Rachel Maddow shamelessly flouts bipartisanship, calls some claims about economics better than others.

Rachel Maddow shamelessly flouts bipartisanship, calls some claims about economics better than others.

I’m too technically challenged to embed the video directly, but I’m happy to link to Steve Benen’s money quote, as it would be mine too:

Cutting food-stamp funding to attract Republican support is proof-positive that the Republicans are not trying to come up with an effective stimulus here. If your house is on fire, and you call your fire department, and your fire department tells you to pour gasoline on the flames, they’re not actually making a good-faith effort to help you put out the fire. They’re not a good fire department.

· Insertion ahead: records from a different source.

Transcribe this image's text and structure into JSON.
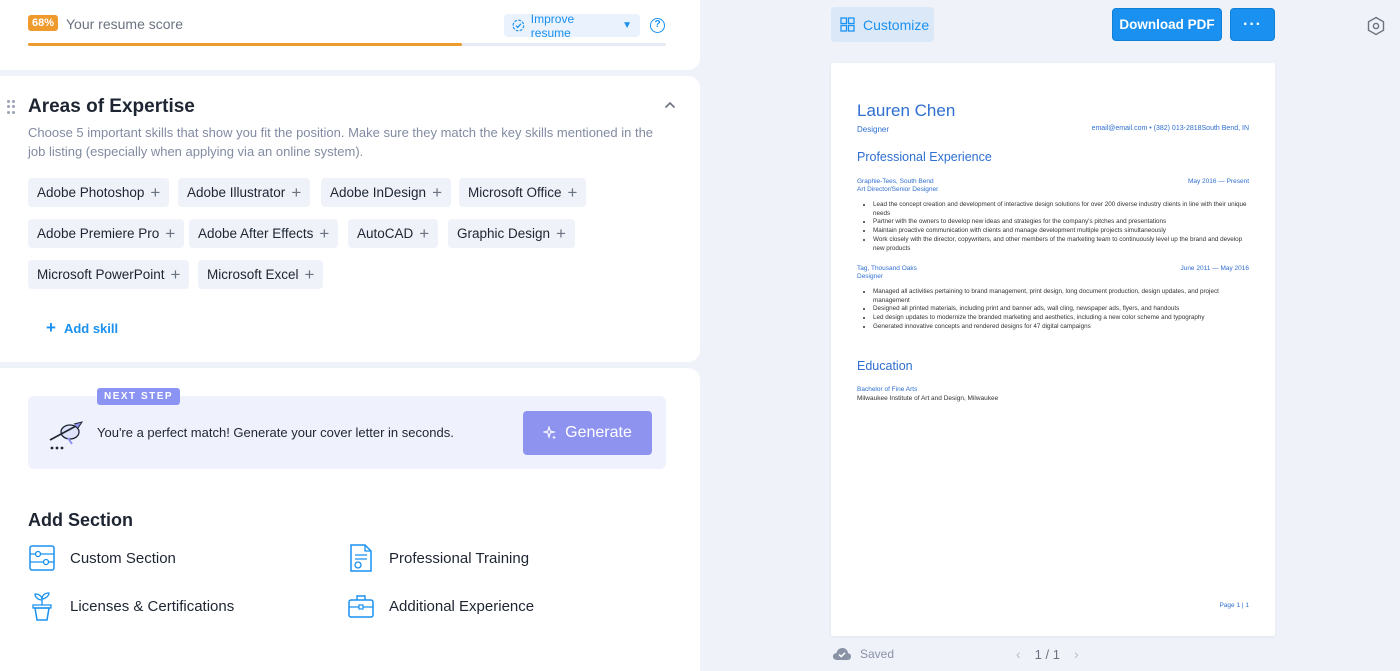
{
  "score": {
    "percent_label": "68%",
    "percent_value": 68,
    "label": "Your resume score",
    "improve_label": "Improve resume",
    "help": "?"
  },
  "expertise": {
    "title": "Areas of Expertise",
    "description": "Choose 5 important skills that show you fit the position. Make sure they match the key skills mentioned in the job listing (especially when applying via an online system).",
    "skills": [
      "Adobe Photoshop",
      "Adobe Illustrator",
      "Adobe InDesign",
      "Microsoft Office",
      "Adobe Premiere Pro",
      "Adobe After Effects",
      "AutoCAD",
      "Graphic Design",
      "Microsoft PowerPoint",
      "Microsoft Excel"
    ],
    "add_skill": "Add skill"
  },
  "next_step": {
    "tag": "NEXT STEP",
    "text": "You're a perfect match! Generate your cover letter in seconds.",
    "button": "Generate"
  },
  "add_section": {
    "title": "Add Section",
    "items": [
      "Custom Section",
      "Professional Training",
      "Licenses & Certifications",
      "Additional Experience"
    ]
  },
  "toolbar": {
    "customize": "Customize",
    "download": "Download PDF",
    "more": "···"
  },
  "resume": {
    "name": "Lauren Chen",
    "job": "Designer",
    "contact": "email@email.com • (382) 013-2818South Bend, IN",
    "exp_heading": "Professional Experience",
    "jobs": [
      {
        "company": "Graphie-Tees, South Bend",
        "role": "Art Director/Senior Designer",
        "dates": "May 2016 — Present",
        "bullets": [
          "Lead the concept creation and development of interactive design solutions for over 200 diverse industry clients in line with their unique needs",
          "Partner with the owners to develop new ideas and strategies for the company's pitches and presentations",
          "Maintain proactive communication with clients and manage development multiple projects simultaneously",
          "Work closely with the director, copywriters, and other members of the marketing team to continuously level up the brand and develop new products"
        ]
      },
      {
        "company": "Tag, Thousand Oaks",
        "role": "Designer",
        "dates": "June 2011 — May 2016",
        "bullets": [
          "Managed all activities pertaining to brand management, print design, long document production, design updates, and project management",
          "Designed all printed materials, including print and banner ads, wall cling, newspaper ads, flyers, and handouts",
          "Led design updates to modernize the branded marketing and aesthetics, including a new color scheme and typography",
          "Generated innovative concepts and rendered designs for 47 digital campaigns"
        ]
      }
    ],
    "edu_heading": "Education",
    "degree": "Bachelor of Fine Arts",
    "school": "Milwaukee Institute of Art and Design, Milwaukee",
    "page": "Page 1 | 1"
  },
  "footer": {
    "saved": "Saved",
    "pager": "1 / 1"
  },
  "colors": {
    "accent": "#1a91f0",
    "score": "#ef9a2c",
    "generate": "#8d93ef"
  }
}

If you’re working up policy to fix an economic crisis, which is characterized by there being no spending in the economy, and someone in that debate says, ‘OK, but cut the spending out of the rescue plan,’ they’re bad at making policy.

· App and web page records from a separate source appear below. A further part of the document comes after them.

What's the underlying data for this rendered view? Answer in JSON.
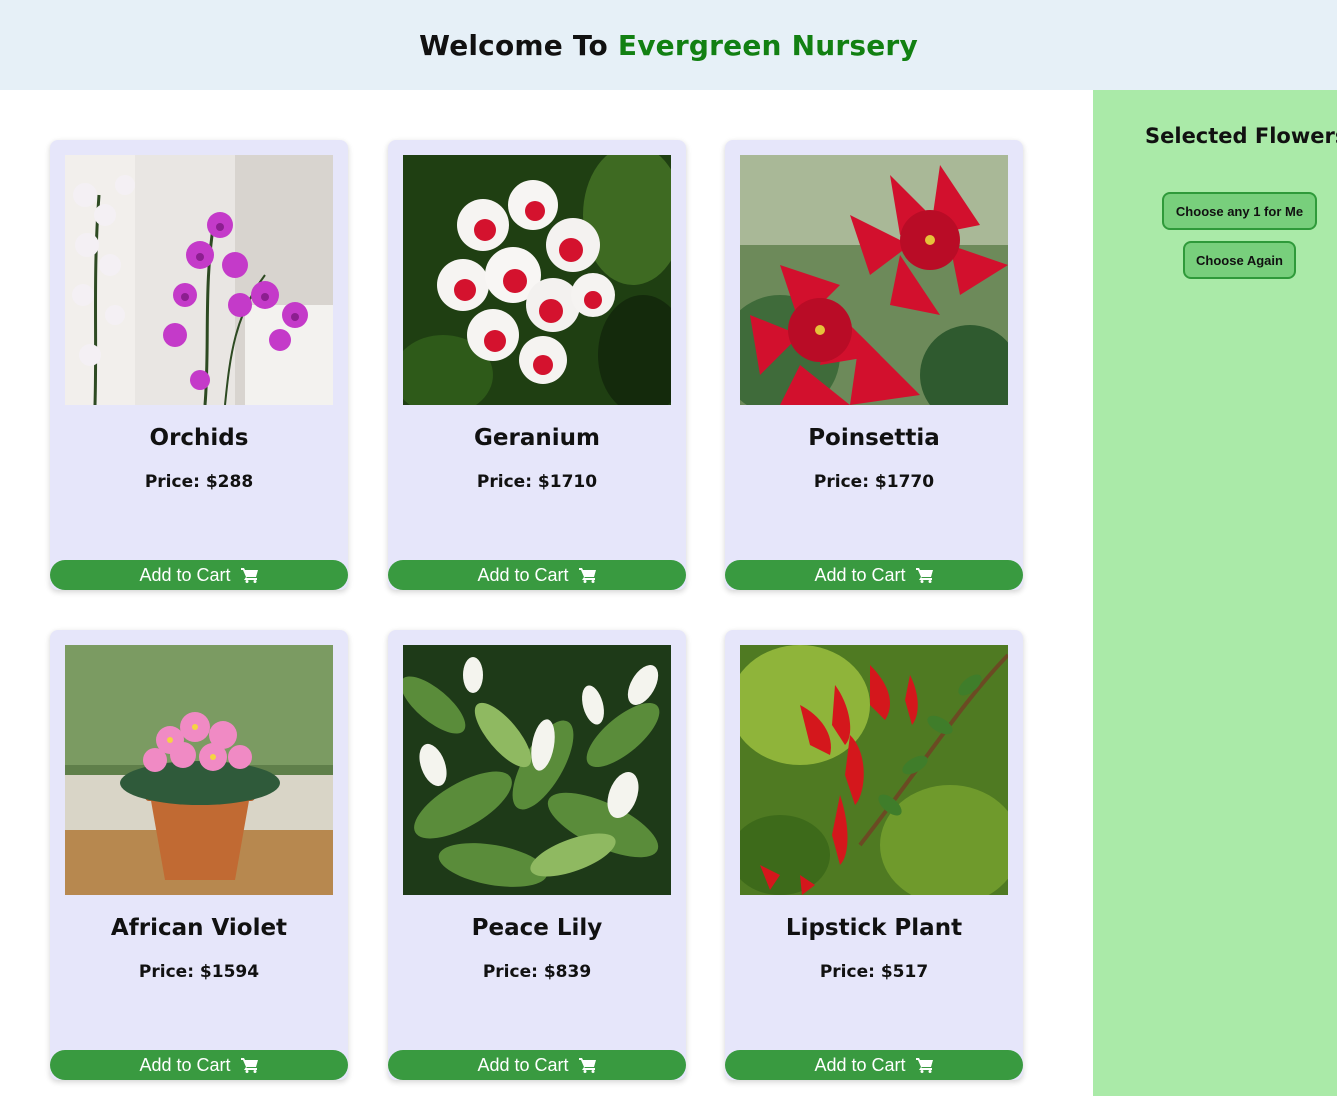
{
  "header": {
    "title_prefix": "Welcome To ",
    "title_brand": "Evergreen Nursery"
  },
  "products": [
    {
      "name": "Orchids",
      "price": "Price: $288",
      "button_label": "Add to Cart"
    },
    {
      "name": "Geranium",
      "price": "Price: $1710",
      "button_label": "Add to Cart"
    },
    {
      "name": "Poinsettia",
      "price": "Price: $1770",
      "button_label": "Add to Cart"
    },
    {
      "name": "African Violet",
      "price": "Price: $1594",
      "button_label": "Add to Cart"
    },
    {
      "name": "Peace Lily",
      "price": "Price: $839",
      "button_label": "Add to Cart"
    },
    {
      "name": "Lipstick Plant",
      "price": "Price: $517",
      "button_label": "Add to Cart"
    }
  ],
  "sidebar": {
    "title": "Selected Flowers",
    "choose_button": "Choose any 1 for Me",
    "again_button": "Choose Again"
  },
  "colors": {
    "header_bg": "#e6f0f7",
    "brand_green": "#128012",
    "card_bg": "#e6e6fa",
    "button_green": "#399a40",
    "sidebar_bg": "#aaeaa8"
  },
  "icons": {
    "cart": "shopping-cart-icon"
  }
}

And you know what? It matters when you’re wrong. A whopping proportion of the Republican rhetoric about stimulus is wrong…. It’s just wrong. The time is now to take the radical step, as Americans — as civic-minded Americans concerned about our future — it’s time to take the radical step of privileging correct information over incorrect information….

If you are wrong, from here on out, you should lose the argument and you should lose your political potency. Form a flat-earthers club or something, where you talk enthusiastically to each other about your made-up economic ideas that aren’t based in reality. But get out of the way of the people who are actually trying to save the country.

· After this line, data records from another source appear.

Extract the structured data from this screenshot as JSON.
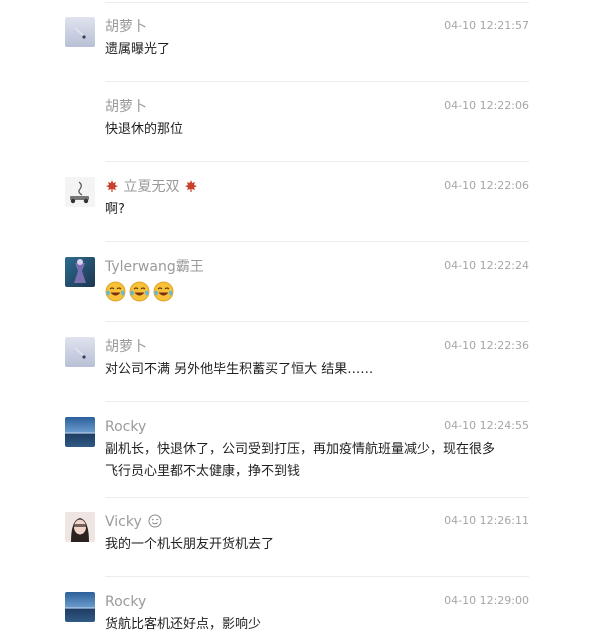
{
  "comments": [
    {
      "nickname": "胡萝卜",
      "time": "04-10 12:21:57",
      "content": "遗属曝光了",
      "avatar_icon": "sky-avatar-icon"
    },
    {
      "nickname": "胡萝卜",
      "time": "04-10 12:22:06",
      "content": "快退休的那位",
      "avatar_icon": ""
    },
    {
      "nickname": "立夏无双",
      "time": "04-10 12:22:06",
      "content": "啊?",
      "avatar_icon": "scooter-avatar-icon",
      "badge_icon": "maple-leaf-icon"
    },
    {
      "nickname": "Tylerwang霸王",
      "time": "04-10 12:22:24",
      "content": "",
      "avatar_icon": "figure-avatar-icon",
      "emojis": [
        "laugh-cry-icon",
        "laugh-cry-icon",
        "laugh-cry-icon"
      ]
    },
    {
      "nickname": "胡萝卜",
      "time": "04-10 12:22:36",
      "content": "对公司不满 另外他毕生积蓄买了恒大 结果……",
      "avatar_icon": "sky-avatar-icon"
    },
    {
      "nickname": "Rocky",
      "time": "04-10 12:24:55",
      "content": "副机长，快退休了，公司受到打压，再加疫情航班量减少，现在很多飞行员心里都不太健康，挣不到钱",
      "avatar_icon": "sea-avatar-icon"
    },
    {
      "nickname": "Vicky",
      "time": "04-10 12:26:11",
      "content": "我的一个机长朋友开货机去了",
      "avatar_icon": "portrait-avatar-icon",
      "name_icon": "wink-emoji-icon"
    },
    {
      "nickname": "Rocky",
      "time": "04-10 12:29:00",
      "content": "货航比客机还好点，影响少",
      "avatar_icon": "sea-avatar-icon"
    }
  ],
  "colors": {
    "nickname": "#9a9a9a",
    "time": "#a6a6a6",
    "content": "#1f1f1f",
    "divider": "#ececec"
  }
}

Chortle loudly. Then, more usefully, send the link to a few low-information acquaintances.

Sorry to be repeating so much material posted elsewhere. But at times like these, repetition is a virtue.

Author: Andrew Sabl

I'm a political theorist and Visiting Professor (through 2017) in the Program on Ethics, Politics and Economics at Yale. My interests include the history of political thought, toleration, democratic theory, political ethics, problems of coordination and convention, the realist movement in political theory, and the thought of David Hume. My first book, Ruling Passions: Political Offices and Democratic Ethics (Princeton, 2002) covered many of these topics, with a special focus on the varieties of democratic politics and the disparate qualities of mind and character appropriate to those who practice each of them. My second book Hume's Politics: Coordination and Crisis in the History of England was published in 2012; I am currently finishing a book on toleration, with the working title The Virtues of Hypocrisy, under contract with Harvard University Press. A Los Angeles native, I got my B.A. and Ph.D. from Harvard. Before coming to Yale I taught at Vanderbilt and at UCLA, where I was an Assistant, Associate, and Full Professor; and held visiting positions at Williams, Harvard, and Princeton. I am married to Miriam Laugesen, who teaches health policy and the politics of health care at the Mailman School of public health at Columbia, and we have a twelve-year-old son.